- [What the task requires] Copy each line below holding "clock".

- [Record extracts]
>>>>>
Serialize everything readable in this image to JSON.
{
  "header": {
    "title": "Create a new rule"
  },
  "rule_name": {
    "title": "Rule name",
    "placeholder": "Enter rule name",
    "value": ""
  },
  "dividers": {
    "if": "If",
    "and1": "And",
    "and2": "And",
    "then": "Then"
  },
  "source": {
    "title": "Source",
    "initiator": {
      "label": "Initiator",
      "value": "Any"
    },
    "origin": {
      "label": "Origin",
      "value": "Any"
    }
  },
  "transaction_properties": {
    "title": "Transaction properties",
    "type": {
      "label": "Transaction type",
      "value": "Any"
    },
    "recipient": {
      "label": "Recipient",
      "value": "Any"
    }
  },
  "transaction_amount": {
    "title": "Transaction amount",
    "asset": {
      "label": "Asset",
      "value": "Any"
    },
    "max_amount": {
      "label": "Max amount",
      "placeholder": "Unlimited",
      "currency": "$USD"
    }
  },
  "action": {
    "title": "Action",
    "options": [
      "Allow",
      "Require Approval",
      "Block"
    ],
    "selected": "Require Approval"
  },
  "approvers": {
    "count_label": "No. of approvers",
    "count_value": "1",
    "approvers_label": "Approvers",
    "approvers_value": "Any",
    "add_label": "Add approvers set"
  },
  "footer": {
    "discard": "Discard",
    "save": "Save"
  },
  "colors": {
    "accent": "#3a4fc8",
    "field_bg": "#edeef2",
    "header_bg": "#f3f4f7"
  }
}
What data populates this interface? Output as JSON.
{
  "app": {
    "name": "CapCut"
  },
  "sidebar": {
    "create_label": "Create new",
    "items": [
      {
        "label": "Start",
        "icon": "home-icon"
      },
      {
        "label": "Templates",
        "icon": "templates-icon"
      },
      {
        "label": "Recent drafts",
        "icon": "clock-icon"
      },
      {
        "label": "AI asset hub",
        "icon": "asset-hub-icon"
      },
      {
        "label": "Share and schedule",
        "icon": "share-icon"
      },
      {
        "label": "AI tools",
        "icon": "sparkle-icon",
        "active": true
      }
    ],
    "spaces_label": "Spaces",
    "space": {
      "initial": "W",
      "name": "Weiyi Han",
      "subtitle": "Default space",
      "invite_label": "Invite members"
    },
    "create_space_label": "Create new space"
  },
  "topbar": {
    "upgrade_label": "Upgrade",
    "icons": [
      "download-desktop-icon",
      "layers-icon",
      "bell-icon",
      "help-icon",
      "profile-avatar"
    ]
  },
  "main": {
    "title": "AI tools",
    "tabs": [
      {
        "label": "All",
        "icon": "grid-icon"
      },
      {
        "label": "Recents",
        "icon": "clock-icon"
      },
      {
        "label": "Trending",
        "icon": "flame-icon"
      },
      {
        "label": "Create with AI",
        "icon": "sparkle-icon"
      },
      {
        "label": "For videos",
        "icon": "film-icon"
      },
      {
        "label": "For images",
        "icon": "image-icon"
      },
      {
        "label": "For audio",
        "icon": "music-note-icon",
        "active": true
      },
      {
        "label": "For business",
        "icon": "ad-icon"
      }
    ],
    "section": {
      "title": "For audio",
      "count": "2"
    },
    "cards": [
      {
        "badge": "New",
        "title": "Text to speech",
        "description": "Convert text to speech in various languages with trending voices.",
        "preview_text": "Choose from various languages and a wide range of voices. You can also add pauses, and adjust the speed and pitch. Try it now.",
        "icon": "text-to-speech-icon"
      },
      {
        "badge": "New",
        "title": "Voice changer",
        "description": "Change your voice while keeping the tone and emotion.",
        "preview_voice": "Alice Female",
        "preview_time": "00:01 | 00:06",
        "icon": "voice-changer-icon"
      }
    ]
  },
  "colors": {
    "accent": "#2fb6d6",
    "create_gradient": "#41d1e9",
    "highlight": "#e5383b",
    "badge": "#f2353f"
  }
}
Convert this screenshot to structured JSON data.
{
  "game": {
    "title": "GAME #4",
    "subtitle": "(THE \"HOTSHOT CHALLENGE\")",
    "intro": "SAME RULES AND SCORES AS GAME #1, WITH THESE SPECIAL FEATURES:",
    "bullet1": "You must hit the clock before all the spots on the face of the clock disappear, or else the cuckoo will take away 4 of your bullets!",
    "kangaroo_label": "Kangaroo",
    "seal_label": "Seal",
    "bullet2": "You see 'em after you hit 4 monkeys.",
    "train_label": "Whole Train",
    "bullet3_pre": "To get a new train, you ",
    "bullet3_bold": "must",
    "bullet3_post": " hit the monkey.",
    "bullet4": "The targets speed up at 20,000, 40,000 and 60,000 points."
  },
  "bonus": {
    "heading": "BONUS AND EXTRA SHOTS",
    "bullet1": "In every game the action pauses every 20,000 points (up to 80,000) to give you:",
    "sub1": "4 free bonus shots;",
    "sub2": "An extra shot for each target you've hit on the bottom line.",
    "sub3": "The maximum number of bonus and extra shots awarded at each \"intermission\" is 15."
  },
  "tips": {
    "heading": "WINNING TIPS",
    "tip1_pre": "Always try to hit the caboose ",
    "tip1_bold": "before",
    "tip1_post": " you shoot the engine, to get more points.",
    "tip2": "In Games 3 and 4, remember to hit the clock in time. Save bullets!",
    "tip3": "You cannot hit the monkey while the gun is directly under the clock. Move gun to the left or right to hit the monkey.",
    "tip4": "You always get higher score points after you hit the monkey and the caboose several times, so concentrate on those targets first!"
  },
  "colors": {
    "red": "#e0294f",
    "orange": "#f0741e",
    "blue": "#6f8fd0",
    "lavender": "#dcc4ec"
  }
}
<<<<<
- [Problem solution]
        "icon": "clock-icon"
        "icon": "clock-icon"
    "bullet1": "You must hit the clock before all the spots on the face of the clock disappear, or else the cuckoo will take away 4 of your bullets!",
    "tip2": "In Games 3 and 4, remember to hit the clock in time. Save bullets!",
    "tip3": "You cannot hit the monkey while the gun is directly under the clock. Move gun to the left or right to hit the monkey.",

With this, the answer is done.